How do you determine class sizes?

We’re always refining our class sizes so participants can make meaningful connections; that’s why LHC programs typically don’t exceed 50 participants. This year, we enrolled 41. Not all applicants are accepted their first time, but we aim to pull together the best composition of leaders each year.

While our programs have been smaller during the last few cycles of virtual and hybrid experiences, this year we’re back to 100 percent, in-person experiences. We are prepared to see the program grow in the next class.

How are classes balanced regarding diversity?

That’s still an area for growth. As a convener, having class members of various backgrounds is important because we want our programming to be as inclusive as possible. We recruit participants with occupations that are as diverse as their personal backgrounds. It shouldn’t be 30 bankers, 15 CPAs and five lawyers; we need the nonprofits, small business owners from growing sectors and Howard County born-and-raised participants, as well as those new to our community.

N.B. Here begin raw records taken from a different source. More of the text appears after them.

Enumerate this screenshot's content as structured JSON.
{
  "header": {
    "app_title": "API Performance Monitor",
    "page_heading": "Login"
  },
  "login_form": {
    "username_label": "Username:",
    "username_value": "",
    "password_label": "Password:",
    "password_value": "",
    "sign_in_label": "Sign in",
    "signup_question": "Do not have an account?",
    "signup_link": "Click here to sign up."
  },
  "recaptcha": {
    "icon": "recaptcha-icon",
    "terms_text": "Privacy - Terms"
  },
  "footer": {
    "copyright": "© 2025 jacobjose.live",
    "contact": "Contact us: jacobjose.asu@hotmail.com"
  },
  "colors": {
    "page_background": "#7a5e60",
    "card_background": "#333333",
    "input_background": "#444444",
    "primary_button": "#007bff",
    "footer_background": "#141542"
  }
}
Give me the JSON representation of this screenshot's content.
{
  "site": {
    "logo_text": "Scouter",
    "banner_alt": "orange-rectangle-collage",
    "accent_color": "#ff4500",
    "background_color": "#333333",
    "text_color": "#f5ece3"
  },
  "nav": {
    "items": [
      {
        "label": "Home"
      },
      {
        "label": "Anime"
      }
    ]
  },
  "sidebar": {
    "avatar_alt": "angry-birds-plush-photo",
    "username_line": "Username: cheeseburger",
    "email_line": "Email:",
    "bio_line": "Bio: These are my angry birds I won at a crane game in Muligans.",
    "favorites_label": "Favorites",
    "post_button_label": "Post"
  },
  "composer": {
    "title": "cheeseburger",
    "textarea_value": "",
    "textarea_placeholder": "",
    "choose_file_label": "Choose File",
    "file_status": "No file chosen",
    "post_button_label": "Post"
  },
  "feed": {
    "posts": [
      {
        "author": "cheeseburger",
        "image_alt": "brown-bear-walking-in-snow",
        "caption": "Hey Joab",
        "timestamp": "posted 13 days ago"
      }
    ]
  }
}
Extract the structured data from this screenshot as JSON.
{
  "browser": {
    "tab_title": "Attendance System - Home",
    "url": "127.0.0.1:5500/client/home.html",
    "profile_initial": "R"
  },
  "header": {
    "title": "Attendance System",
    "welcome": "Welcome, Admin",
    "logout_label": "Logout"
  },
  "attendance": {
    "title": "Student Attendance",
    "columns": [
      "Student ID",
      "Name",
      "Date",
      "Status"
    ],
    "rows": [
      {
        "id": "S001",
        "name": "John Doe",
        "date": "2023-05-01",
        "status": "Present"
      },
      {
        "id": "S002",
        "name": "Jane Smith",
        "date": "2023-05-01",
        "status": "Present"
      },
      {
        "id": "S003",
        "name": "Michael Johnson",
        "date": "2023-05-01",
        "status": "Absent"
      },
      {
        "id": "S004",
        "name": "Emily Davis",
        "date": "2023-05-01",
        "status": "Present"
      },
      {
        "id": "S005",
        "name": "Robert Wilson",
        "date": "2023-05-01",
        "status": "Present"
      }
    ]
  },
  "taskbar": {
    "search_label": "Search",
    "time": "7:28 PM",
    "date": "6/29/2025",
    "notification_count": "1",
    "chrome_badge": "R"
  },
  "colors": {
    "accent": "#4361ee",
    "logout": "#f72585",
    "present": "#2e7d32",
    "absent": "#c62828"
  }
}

How are Leadership U and Leadership Essentials programs operated?

Leadership U is our program for rising high school juniors. It’s designed to empower them with leadership skills via student-driven projects that will have an impact and serve the community. Leadership Essentials is designed more for skill-building for participants who seek coaching and mentoring, while building community with like-minded individuals.

What are LHC’s levels of sponsorship?

Sponsorship opportunities start at $500 for the Friend level (or $350 for retired individuals and nonprofit employees) and can rise to $5,000, it reaches $20,000 for the Title sponsorship, which is presently held by M&T Bank. We still have some applications out and hope to have 30 sponsors when next year’s cycle begins in the fall.

How does your alumni network operate?

Much of our work is volunteer driven and our alumni are active in designing each year’s program experience. Those synergies create opportunities for both parties to connect, learn, influence and make an impact as a collective.

There are several committees where alumni actively serve that focus on designing our content, contacting potential sponsors and recruiting new participants.

What frustrates you the most about your job?

That there are no silver-bullet solutions to community issues and influencing change takes much more time than anyone would like. We must rely on the ability to balance thoughtfulness and persistence with our aspirations for solutions.

How did you handle a trying time in your career?

Systems change requires political will and community-led strategies, informed by the voice of lived experiences, but that doesn’t always sway those in power. That can be frustrating and happened often during my time in D.C. But in any trying time, we look for learning moments to address what is in our control, what we can do differently to influence change and to explore how to cede and seed power. That’s the best way to build stronger community systems and grow.

What’s your biggest surprise since you’ve taken over LHC?

That so many strong connections exist across our community. The county is home to more than 334,000 residents (according the U.S. Census) and so many strong bonds are in place that the moment for strengthening our community is here. We exist with the potential for meaningful impact and can serve as a model for other communities in our region, our state and our country. 

What are you proudest of?

Any opportunity to influence the lives of young people makes me proud. From my time with FLOC, coaching soccer here at SAC, supporting our students in Leadership U today, young people have unlimited potential and the ability to help them recognize that is always a win. 

What’s the ultimate goal of LHC?

To ensure that our people operate with curiosity and empathy, as well as listen to new perspectives that have the potential to shift perceptions and enable growth. That’s the transformative experience we work for as we seek common ground to achieve common good.